Opposition to stronger outcomes came from Spain and France, and from industrial-sized vessels, all of which think they will be harmed even by the limited new regulations: they maintain the changes will happen too quickly, will be too hard to implement, and will be too expensive.

They are wrong. There are quite a few examples elsewhere that the EU could look to.

Atlantic cod - mostly gone from the North-west Atlantic, almost gone from the North Sea, is doing well in the North-east Atlantic (umn.edu)

Atlantic cod – mostly gone from the North-west Atlantic, almost gone from the North Sea, is doing well in the North-east Atlantic (umn.edu)

One is nearby, in Norway, not a member of the EU. Twenty five years ago, in response to dwindling cod stocks, Norway initiated a zero discard policy. More selective gear was used – letting smaller fish escape rather than become bycatch, and some fishing grounds were closed, particularly where the smaller fish were more common. To enforce the ban on discards, vessels have been closely monitored.

The Arctic or Norwegian cod population is in good shape, protected by  tight regulations (imr.no)

The Arctic or Norwegian cod population is in good shape, protected by tight regulations (imr.no)

As fish populations have recovered, catch sizes have increased. Norway also emphasizes ecosystem-based management, science-based decisions on quotas, and precautionary approaches – approaches hard to find in the new EU agreements. And if Norway can do it, so can the EU, as the Norwegians like to point out.

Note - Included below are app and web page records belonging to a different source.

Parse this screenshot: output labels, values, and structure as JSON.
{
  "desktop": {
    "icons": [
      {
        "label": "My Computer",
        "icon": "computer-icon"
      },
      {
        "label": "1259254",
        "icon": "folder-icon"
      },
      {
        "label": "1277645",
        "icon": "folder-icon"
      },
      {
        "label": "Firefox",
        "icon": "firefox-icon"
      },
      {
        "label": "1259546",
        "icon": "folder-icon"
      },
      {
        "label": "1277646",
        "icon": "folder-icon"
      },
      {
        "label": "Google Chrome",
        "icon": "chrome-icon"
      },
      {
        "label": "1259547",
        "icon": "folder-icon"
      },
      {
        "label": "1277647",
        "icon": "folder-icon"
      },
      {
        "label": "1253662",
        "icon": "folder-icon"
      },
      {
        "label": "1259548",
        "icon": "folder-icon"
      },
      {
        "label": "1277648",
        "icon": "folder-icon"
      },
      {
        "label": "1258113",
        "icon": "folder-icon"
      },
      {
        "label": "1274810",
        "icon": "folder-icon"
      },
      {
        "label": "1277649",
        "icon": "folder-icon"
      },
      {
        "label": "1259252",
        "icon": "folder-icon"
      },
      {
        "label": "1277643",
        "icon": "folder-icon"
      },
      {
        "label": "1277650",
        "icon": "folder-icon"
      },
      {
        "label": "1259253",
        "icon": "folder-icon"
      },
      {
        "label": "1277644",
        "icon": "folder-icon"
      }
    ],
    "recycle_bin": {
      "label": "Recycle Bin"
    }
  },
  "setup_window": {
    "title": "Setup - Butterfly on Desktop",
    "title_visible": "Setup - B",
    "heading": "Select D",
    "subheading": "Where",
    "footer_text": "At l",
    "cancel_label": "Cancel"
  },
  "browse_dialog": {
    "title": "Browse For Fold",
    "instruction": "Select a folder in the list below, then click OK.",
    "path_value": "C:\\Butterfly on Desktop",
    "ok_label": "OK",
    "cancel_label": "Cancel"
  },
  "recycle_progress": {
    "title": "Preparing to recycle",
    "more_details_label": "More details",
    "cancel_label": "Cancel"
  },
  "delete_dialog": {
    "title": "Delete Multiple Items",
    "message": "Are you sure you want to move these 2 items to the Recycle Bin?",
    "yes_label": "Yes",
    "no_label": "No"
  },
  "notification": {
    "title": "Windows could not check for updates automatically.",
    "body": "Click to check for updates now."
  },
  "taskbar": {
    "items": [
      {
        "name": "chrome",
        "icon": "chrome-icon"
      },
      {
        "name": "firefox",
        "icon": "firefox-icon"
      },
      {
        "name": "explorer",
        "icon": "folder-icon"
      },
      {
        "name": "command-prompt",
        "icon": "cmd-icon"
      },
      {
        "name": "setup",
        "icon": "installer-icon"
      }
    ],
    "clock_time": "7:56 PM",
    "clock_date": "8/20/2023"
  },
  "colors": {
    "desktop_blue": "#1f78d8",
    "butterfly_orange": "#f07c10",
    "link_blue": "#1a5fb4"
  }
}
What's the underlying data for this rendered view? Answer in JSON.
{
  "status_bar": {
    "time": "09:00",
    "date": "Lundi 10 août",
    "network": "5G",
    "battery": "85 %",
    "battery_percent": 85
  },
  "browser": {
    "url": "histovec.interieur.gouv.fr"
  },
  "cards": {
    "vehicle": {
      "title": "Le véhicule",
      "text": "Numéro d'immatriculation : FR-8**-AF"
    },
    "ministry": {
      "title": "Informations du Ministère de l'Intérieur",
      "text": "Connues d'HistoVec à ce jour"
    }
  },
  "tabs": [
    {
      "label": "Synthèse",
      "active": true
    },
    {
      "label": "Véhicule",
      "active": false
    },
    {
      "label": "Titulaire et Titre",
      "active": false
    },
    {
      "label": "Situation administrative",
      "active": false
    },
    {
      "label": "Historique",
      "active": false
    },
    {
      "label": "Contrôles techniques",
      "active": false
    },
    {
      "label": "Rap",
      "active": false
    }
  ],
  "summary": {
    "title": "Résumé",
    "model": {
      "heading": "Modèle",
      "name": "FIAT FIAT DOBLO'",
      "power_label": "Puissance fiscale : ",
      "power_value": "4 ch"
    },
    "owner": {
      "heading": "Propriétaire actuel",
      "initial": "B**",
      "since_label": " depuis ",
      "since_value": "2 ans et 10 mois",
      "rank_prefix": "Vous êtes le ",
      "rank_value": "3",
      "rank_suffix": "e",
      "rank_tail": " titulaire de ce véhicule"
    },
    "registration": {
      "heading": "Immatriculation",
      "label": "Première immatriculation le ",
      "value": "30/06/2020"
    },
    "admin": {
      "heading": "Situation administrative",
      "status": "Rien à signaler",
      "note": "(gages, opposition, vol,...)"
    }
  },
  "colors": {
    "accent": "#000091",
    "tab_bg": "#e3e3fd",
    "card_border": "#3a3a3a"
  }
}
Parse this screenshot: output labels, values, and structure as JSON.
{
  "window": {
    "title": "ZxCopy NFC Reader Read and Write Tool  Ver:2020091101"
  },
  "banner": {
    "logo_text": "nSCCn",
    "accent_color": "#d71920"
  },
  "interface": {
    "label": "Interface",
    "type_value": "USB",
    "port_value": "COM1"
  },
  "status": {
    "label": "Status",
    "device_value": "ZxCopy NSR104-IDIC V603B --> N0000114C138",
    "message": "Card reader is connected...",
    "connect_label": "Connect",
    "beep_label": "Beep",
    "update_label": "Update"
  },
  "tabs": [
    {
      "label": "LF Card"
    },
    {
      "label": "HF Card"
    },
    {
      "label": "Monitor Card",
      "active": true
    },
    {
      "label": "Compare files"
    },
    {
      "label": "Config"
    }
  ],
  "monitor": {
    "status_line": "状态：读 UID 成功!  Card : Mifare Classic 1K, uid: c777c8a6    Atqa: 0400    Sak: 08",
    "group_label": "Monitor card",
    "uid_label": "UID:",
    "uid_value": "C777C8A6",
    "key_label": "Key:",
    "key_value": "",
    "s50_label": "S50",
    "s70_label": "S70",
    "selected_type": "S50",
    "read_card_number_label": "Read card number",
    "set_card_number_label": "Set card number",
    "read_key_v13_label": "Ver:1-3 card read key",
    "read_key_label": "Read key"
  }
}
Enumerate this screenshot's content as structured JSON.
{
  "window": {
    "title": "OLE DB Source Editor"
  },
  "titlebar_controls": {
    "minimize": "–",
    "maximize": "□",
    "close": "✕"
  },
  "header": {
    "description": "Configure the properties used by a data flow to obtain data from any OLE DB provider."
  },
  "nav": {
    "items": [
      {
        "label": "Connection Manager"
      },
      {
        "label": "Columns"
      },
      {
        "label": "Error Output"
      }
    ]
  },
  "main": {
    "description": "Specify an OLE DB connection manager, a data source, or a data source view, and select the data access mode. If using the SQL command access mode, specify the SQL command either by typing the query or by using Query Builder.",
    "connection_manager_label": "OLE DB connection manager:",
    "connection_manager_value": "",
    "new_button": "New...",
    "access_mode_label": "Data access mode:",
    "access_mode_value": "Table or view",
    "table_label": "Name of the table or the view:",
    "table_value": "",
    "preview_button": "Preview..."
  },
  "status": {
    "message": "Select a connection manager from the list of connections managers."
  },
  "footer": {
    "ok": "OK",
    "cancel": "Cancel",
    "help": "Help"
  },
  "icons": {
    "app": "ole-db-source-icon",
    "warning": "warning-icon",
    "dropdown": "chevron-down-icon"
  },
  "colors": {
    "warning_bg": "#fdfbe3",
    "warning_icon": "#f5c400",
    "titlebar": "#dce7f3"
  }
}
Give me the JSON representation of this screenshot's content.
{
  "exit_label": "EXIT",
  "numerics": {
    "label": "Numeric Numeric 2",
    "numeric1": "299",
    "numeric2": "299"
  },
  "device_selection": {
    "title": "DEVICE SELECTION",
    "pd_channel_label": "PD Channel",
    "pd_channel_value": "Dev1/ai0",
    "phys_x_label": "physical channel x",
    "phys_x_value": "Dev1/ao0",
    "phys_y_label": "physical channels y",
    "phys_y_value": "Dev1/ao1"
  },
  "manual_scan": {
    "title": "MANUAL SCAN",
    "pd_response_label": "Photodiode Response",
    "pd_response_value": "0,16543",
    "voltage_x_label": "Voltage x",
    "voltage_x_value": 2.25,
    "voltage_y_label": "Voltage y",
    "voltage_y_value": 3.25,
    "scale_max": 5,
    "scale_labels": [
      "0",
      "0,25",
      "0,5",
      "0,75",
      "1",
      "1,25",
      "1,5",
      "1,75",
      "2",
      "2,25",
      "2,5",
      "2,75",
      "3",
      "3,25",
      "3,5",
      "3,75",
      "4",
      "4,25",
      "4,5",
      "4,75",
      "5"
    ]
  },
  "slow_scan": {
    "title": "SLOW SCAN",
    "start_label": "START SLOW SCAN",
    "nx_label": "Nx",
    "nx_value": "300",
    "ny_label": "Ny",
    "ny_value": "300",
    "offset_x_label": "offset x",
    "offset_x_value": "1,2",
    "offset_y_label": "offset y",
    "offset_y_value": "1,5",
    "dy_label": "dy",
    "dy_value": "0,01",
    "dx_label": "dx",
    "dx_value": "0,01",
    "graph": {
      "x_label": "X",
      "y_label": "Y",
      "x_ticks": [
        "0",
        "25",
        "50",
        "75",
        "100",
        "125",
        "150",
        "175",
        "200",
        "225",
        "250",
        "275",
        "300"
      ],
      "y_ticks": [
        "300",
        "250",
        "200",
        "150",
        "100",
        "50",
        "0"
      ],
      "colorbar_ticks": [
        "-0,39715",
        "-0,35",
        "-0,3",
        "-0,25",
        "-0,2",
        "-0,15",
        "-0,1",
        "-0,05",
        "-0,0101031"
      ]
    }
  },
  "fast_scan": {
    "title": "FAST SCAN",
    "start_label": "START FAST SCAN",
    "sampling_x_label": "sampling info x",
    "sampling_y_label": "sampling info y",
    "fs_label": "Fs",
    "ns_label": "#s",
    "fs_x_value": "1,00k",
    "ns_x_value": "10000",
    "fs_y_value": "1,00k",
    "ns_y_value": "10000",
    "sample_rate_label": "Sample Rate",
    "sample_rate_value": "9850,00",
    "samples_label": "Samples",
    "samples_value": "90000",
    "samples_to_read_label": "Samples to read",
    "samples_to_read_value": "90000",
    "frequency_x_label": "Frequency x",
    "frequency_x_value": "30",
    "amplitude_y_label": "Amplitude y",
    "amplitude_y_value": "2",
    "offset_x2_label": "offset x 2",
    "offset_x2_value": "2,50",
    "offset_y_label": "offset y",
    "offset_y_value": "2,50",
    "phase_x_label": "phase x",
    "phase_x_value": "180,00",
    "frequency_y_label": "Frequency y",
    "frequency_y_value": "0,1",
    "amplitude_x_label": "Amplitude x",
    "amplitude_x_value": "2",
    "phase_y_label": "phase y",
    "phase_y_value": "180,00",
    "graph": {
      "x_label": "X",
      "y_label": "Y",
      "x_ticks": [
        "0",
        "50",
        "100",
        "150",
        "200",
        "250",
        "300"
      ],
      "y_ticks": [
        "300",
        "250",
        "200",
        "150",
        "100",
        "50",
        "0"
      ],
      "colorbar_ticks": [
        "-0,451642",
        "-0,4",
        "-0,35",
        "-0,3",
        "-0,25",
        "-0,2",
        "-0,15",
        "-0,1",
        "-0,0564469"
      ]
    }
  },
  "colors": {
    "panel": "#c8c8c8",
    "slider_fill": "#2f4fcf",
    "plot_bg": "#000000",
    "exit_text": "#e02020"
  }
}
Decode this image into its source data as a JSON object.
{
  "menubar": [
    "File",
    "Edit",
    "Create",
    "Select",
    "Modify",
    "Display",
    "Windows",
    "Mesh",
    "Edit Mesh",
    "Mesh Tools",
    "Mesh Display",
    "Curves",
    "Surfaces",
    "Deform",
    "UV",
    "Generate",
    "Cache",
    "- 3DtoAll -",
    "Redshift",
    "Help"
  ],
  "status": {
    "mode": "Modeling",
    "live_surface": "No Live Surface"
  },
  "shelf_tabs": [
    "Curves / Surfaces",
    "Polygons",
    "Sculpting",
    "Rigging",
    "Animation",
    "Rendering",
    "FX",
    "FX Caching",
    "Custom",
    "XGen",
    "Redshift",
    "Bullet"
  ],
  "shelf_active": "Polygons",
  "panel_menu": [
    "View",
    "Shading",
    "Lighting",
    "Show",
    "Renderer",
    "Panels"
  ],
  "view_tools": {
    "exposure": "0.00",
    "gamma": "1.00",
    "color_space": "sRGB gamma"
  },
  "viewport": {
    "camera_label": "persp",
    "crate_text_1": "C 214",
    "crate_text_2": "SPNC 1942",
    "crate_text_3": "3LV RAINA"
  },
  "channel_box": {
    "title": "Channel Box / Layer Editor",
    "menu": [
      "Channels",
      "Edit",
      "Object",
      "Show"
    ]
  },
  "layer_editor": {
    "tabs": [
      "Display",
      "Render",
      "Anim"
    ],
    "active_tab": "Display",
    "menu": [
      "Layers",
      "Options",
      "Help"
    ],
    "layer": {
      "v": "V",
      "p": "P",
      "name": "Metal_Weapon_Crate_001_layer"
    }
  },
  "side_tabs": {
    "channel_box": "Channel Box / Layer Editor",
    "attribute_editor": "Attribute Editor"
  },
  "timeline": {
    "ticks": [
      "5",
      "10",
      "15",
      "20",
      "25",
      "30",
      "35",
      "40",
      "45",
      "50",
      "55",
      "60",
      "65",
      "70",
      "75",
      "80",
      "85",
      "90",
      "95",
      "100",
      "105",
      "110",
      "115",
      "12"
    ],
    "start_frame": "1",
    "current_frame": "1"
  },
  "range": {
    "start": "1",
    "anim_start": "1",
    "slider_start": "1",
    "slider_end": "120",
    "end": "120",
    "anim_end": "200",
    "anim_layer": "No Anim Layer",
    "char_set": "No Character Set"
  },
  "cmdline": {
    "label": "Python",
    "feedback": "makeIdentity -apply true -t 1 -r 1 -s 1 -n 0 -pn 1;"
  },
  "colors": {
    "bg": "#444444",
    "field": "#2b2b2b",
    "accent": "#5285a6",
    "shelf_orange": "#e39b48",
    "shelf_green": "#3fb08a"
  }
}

Another example is from the central coast of California. Fishing, including bottom-trawling, pretty well ceased in Moro Bay, south of Monterrey, for all the usual reasons. But then the Nature Conservancy proposed a new approach. With the agreement of the fishermen of Moro Bay, they bought up all the trawl fishing licenses, and the fishermen either left the fishery, or have leased permits back from the Conservancy. The intent – and the outcome – has been to support, yet reduce the level of trawling to a sustainable level, and to try to mitigate its impact.

A brown pelican in Morro Bay celebrates the new fishery regulations there. (flickr.com)

A brown pelican in Morro Bay celebrates the new fishery regulations there. (flickr.com)

And there’s more. In 2005, with the involvement of the fishermen and the Nature Conservancy, the Environmental Defense Fund mediated the designation of 3.8 million acres of coastal waters on the central coast as a no-trawling zone. Not the whole coast but a compromise intended to support fishing, and fishing communities, at a reduced but sustainable level.

Large areas off the central coast of California are now designated as no-trawl zones (edg.org)

Large areas off the central coast of California are now designated as no-trawl zones (edg.org)

The partnership has involved fishermen, community leaders, scientists, and state and federal agencies. This appears to be true co-management. And it is another model that can be exported, if only oppositional lobbyists can be successfully induced to recognize the need to compromise. When the alternative becomes a much wider ban on trawling, compromise is the only option.

We know now that bycatch can be eliminated. Trawling can be limited and regulated. Deep-water trawling can be banned. Enforcement is feasible. Subsidies can be used judiciously, even eliminated. Fleet size can be reduced. Cooperation among all the players is achievable. Ecosystem-based management is possible.

And then fishing is actually sustainable.

So listen up, EU. At stake is the sustainability, the viability of fish stocks in European waters.